Like all secured loans, auto equity loans carry risk: If you don’t make your loan payments, the lender can repossess your car. If you use your car to get to work or school, the hardship of repossession is obvious. In some cases, the lender can also hurt your credit if it reports your missed payments to the credit bureaus.
With these risks to your financial stability in mind, we recommend auto equity loans solely for emergency situations — and even then, there are usually better options for fast cash.
Where to find auto equity loans
Most community banks and some credit unions offer auto equity loans. The rates for such loans depend on your credit score, credit history and the value of your car.
The four largest banks in the country by deposits — Bank of America, Chase, Citibank and Wells Fargo — do not offer auto equity loans, but some smaller banks do.
At federal credit unions, the maximum annual percentage rate that can be charged on such loans is 18%, although there may be extra application fees.
You could qualify for an auto equity loan from a lender other than a community bank or credit union. Such lenders, many of which operate online, offer secured loans with a maximum APR of 36% and two- to five-year repayment terms. Regulators and consumer advocates say 36% is the upper limit of an affordable loan.
Another lender, Finova Financial, extends auto equity loans to borrowers with credit scores that are even lower, but it has fees in addition to its stated APR that makes the loan more expensive.
Compare auto loans
Other ways to borrow against your car
Auto loan refinancing
Refinancing an auto loan makes sense if interest rates drop, or if you’re unable to keep up with loan payments. Some lenders also offer cash-out auto refinance loans, which let you take a new auto loan for a higher amount than what's left on your original loan. That amount varies by lender and usually depends on how much equity you have in your car. The new loan replaces the original and you keep the extra cash.
Auto title loans
Auto title lenders provide quick cash in exchange for holding the title of your car as collateral, without checking your credit. This means you can get a loan even if you have bad credit, but it also means you may be at a higher risk for defaulting.
Similar to payday loans, car title loans carry very high interest rates — around 300% — and are usually due in a short time period, typically 30 days. A high percentage of auto title loan borrowers end up having to extend their loans, according to a report by the Consumer Financial Protection Bureau, incurring additional fees and raising the risk of repossession.
Remember car insurance

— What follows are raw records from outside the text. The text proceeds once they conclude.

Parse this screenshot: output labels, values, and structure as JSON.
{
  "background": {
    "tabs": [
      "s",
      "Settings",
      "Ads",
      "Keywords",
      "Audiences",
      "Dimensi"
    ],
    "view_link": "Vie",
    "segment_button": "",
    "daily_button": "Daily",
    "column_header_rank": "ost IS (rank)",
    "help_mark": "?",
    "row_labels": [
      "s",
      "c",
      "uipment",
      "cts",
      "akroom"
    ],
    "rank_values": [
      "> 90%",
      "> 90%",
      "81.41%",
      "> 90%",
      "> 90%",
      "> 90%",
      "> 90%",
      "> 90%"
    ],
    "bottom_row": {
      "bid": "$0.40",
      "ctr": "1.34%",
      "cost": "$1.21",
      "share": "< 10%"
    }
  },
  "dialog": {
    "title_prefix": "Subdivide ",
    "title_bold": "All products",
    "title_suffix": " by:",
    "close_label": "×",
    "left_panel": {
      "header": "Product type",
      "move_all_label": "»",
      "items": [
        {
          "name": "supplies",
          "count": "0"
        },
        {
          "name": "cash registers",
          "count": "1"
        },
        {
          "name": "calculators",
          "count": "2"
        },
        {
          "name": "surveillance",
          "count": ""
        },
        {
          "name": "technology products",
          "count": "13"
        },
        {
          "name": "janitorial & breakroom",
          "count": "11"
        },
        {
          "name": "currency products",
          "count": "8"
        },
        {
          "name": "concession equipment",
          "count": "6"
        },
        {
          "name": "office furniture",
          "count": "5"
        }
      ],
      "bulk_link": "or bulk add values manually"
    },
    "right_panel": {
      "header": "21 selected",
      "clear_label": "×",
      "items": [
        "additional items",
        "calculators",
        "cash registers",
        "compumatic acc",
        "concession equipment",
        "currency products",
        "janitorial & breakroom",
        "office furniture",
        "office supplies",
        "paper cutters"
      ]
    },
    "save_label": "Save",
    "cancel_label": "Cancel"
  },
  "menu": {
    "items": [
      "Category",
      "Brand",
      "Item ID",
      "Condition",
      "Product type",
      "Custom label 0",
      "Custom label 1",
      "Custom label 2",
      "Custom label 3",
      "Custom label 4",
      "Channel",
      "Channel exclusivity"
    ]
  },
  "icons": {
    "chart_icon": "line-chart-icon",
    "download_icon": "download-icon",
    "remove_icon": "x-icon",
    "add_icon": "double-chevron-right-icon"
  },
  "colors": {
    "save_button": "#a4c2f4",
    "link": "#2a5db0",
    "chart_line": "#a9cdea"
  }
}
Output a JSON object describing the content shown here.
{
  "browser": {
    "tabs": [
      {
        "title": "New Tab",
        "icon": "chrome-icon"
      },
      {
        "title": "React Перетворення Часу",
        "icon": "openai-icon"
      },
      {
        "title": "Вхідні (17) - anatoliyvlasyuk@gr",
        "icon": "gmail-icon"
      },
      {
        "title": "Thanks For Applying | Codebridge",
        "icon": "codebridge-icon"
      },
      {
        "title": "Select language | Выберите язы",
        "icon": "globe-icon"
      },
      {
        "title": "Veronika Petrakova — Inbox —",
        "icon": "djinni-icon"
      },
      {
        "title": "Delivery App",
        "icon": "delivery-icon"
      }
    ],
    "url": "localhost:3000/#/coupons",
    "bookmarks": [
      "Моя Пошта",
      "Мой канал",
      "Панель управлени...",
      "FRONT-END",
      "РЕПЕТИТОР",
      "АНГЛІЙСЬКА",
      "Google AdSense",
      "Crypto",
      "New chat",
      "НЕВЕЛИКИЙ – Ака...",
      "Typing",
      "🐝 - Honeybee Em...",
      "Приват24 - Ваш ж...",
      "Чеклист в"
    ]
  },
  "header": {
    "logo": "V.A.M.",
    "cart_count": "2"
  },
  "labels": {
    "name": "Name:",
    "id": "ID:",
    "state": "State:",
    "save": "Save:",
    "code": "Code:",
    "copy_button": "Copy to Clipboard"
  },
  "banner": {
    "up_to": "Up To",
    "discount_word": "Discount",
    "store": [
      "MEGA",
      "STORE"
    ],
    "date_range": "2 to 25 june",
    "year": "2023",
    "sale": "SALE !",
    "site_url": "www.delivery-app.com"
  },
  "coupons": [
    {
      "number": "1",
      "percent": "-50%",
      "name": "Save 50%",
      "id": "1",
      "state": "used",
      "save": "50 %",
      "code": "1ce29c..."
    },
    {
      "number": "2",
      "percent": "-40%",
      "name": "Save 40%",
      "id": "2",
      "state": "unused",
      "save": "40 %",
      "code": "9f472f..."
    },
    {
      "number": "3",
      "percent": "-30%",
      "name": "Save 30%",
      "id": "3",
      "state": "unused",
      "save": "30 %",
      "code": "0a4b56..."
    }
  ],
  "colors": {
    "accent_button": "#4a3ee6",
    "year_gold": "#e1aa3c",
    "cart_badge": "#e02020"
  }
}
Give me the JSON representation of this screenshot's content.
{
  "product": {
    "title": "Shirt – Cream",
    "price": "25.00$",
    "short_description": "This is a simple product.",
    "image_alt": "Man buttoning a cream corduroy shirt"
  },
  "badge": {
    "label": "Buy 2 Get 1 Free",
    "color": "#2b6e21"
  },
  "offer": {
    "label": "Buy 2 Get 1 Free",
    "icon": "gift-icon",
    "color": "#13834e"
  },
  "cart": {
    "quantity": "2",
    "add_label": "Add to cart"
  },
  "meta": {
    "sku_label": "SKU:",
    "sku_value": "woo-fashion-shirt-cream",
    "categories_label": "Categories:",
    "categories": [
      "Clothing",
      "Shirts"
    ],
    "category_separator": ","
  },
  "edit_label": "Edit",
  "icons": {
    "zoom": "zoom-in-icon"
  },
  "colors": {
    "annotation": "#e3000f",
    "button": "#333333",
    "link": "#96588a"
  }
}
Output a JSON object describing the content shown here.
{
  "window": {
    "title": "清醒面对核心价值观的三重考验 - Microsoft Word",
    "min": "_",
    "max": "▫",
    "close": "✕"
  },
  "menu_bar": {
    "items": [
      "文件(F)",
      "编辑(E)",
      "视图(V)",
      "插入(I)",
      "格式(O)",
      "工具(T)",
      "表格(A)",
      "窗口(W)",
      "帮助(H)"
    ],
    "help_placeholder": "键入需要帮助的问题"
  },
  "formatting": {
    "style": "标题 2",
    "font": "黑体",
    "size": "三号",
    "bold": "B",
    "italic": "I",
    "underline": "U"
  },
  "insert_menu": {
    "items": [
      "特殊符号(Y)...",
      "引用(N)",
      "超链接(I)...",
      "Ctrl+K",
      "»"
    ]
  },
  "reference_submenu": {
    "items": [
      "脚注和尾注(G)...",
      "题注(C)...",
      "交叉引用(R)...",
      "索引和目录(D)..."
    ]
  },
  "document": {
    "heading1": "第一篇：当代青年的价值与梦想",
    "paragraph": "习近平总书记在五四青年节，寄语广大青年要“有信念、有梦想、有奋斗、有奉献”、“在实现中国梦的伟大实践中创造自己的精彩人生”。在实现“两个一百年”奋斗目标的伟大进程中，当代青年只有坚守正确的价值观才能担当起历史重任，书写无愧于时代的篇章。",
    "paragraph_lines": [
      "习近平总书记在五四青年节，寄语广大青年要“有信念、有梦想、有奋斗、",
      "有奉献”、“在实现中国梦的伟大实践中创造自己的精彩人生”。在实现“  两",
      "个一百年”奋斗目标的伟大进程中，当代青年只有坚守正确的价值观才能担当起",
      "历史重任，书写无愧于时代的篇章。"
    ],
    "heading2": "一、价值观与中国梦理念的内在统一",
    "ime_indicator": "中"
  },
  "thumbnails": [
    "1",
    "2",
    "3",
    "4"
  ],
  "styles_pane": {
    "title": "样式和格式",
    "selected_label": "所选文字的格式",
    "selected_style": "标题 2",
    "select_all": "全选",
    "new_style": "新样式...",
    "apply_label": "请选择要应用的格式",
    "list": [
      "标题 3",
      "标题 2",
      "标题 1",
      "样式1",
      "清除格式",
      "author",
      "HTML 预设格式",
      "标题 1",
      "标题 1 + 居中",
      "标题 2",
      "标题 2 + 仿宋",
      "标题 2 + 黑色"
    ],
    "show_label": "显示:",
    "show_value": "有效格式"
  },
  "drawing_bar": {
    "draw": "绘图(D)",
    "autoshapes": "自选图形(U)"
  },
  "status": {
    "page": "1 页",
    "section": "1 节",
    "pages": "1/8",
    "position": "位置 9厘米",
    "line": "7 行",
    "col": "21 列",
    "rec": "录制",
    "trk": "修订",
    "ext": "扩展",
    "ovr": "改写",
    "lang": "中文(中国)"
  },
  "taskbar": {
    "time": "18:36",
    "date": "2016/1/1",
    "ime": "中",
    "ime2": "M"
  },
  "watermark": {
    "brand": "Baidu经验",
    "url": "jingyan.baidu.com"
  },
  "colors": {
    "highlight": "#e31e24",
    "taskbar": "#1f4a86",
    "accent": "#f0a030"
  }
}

No matter which type of auto equity loan you choose, lenders typically require proof of comprehensive and collision insurance coverage. If your car is paid off, you may have chosen to carry only liability insurance — which is mandatory in most states — and dropped comprehensive and collision insurance.
If that’s the case for you, auto equity lenders may offer you the option to purchase a form of insurance, known as a “debt cancellation addendum” or simply “credit insurance,” that covers your loan payments if your car is damaged, you lose your job or have an injury. Unlike comprehensive and collision insurance, credit insurance does not cover the cost of repairing your car.
Credit insurance can be expensive, and it is not included in the total cost of your loan. It’s usually cheaper to take out comprehensive and collision insurance instead.